A look at the Defence news, 22 – 28 October
“We’ll see you in the Netherlands in 2020!” With those words, the British prince Harry closed the 4th edition of the Invictus Games on Saturday 27 October. 500 wounded, injured and ill servicemen and women spent a week competing in various sports in the Olympic Park in Sydney, Australia. Amongst them were 23 competitors from the Netherlands, taking part in 11 events. In 2020, the Invictus Games will be held in The Hague.
The prince was not the only one to address the crowd of thousands in the Qudos Arena: his wife Meghan did so too. “It is such an honour to be here tonight celebrating all of you, and supporting my husband in the Invictus Games,” she said to loud cheers.
On Saturday afternoon, the Duchess of Sussex let Jelle van der Steen, team captain of the Dutch wheelchair basketball team, seduce her into a kiss. That photo has subsequently been published around the world. “Exceptional”, van der Steen called these Invictus Games – and not just because of ‘the kiss’.
Dutch competitor Joyce van den Waardenburg also confirmed that the Invictus Games centre around more than just the medals. “Even just taking part in a country so far away is a huge step for me. So winning medals for shot-putting and for discus-throwing is an added bonus.”
Defence organisation to expand its ammunition stock
Next year, the Defence organisation will increase its stock of ammunition in order to bring it up to the required level. Having sufficient ammunition is crucial for the armed forces to fulfil its tasks. The organisation will therefore now receive additional funding, having started to address its biggest bottlenecks using extra money in 2016. State Secretary Barbara Visser wrote to inform the House of Representatives of this on 22 October.
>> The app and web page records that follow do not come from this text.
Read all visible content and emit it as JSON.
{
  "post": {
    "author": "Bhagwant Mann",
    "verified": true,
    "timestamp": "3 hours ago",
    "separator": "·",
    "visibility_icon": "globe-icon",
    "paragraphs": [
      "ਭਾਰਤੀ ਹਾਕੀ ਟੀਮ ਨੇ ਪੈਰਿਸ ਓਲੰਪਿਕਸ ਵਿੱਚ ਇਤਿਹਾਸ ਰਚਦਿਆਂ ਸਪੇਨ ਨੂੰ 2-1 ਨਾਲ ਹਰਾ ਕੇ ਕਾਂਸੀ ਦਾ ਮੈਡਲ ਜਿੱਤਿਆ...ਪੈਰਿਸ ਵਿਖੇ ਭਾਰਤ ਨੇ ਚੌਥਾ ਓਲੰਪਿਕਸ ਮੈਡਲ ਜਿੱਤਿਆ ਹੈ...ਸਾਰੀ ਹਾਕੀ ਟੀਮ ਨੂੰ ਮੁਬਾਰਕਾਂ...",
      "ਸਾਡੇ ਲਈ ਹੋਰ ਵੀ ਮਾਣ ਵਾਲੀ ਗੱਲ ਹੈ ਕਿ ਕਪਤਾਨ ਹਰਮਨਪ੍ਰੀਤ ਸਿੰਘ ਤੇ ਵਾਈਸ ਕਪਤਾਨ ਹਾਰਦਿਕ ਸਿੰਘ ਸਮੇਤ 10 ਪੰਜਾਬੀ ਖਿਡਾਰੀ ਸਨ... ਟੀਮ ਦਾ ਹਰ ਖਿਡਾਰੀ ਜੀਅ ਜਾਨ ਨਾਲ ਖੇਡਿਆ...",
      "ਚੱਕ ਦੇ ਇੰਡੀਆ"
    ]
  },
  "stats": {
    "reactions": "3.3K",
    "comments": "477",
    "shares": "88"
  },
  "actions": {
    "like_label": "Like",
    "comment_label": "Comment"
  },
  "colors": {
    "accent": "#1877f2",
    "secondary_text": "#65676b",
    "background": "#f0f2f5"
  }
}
Visser will make an extra 250 million to 1 billion euros available towards the increase of stockpiles. The money will be spent on conventional ammunition (such as regular bullets and shells) as well as on high-tech ammunition. Examples of the latter include missiles for the F-35, advanced torpedoes and precision-guided munition for the self-propelled howitzer. NATO, the EU and the United States are demanding that Europe – including the Netherlands – take on more of its own responsibility for security.
Elections in Afghanistan
150 members of the Netherlands armed forces stationed in Mazar-i-Sharif in northern Afghanistan lent support to the advisers to the Afghan army and police chiefs during recent elections. For the first time in 8 years, the Afghan people were allowed to go the ballot box to elect a new parliament. Dutch military personnel worked 24 hours a day in shifts to protect the advisers and their Afghan counterparts.